If you’re new to the North East, you might be surprised to learn that Sunderland is home to a few regional dishes that you’re unlikely to find anywhere else in the country. You might not have heard of some of them, and you might even struggle to spell a couple, but you can’t consider your time as a student here complete until you’ve tried them.

Watch as our students go on a Wearside culinary journey, and learn more about each dish below.


Panackelty

Panacalty, panaculty, panackerty, panaggie, panack… Mackems might not always agree on how to spell it, but they will agree that it is a well-loved, wholesome family meal. This casserole dish originated as a way to use up leftover ingredients from a Sunday dinner, but usually contains corned beef, potatoes, onions and carrots.

Cheesy chip pie

Cheese… On chips… In a pie. It might sound like an odd combination, but Sunderland locals will swear by this Mackem creation. You’ll more than likely come across cheesy chips on a night on the town, but a cheesy chip pie is a much rarer offering, and one you’ll wonder why hasn’t caught on elsewhere.

Pease pudding and stottie

Don’t be fooled by the name – pease pudding isn’t a dessert. It’s a savoury dish, traditionally made from split yellow peas, water, salt and spices. To ‘stott’, in the North East, means to bounce, which is what this dense bread accompaniment should do if you drop it – hence the name stottie.

Saveloy dip

The ultimate Mackem indulgence. A saveloy dip, in simple terms, is a smoked sausage sandwich, but this being Sunderland, it’s no ordinary sandwich. Fill it with stuffing, pease pudding and mustard, before dipping the whole thing in gravy. Good luck not making a mess.

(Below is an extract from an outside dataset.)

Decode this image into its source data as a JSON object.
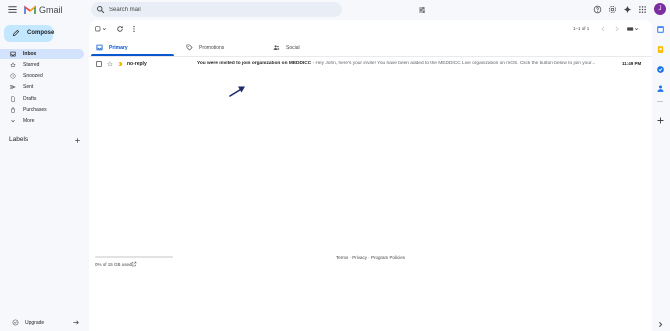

Pink slice

A straightforward name for a straightforward treat, but one which is pretty much universally loved here on Wearside. Pink icing covering a slice of two layers of shortbread separated by jam. Simple to make, delicious to eat.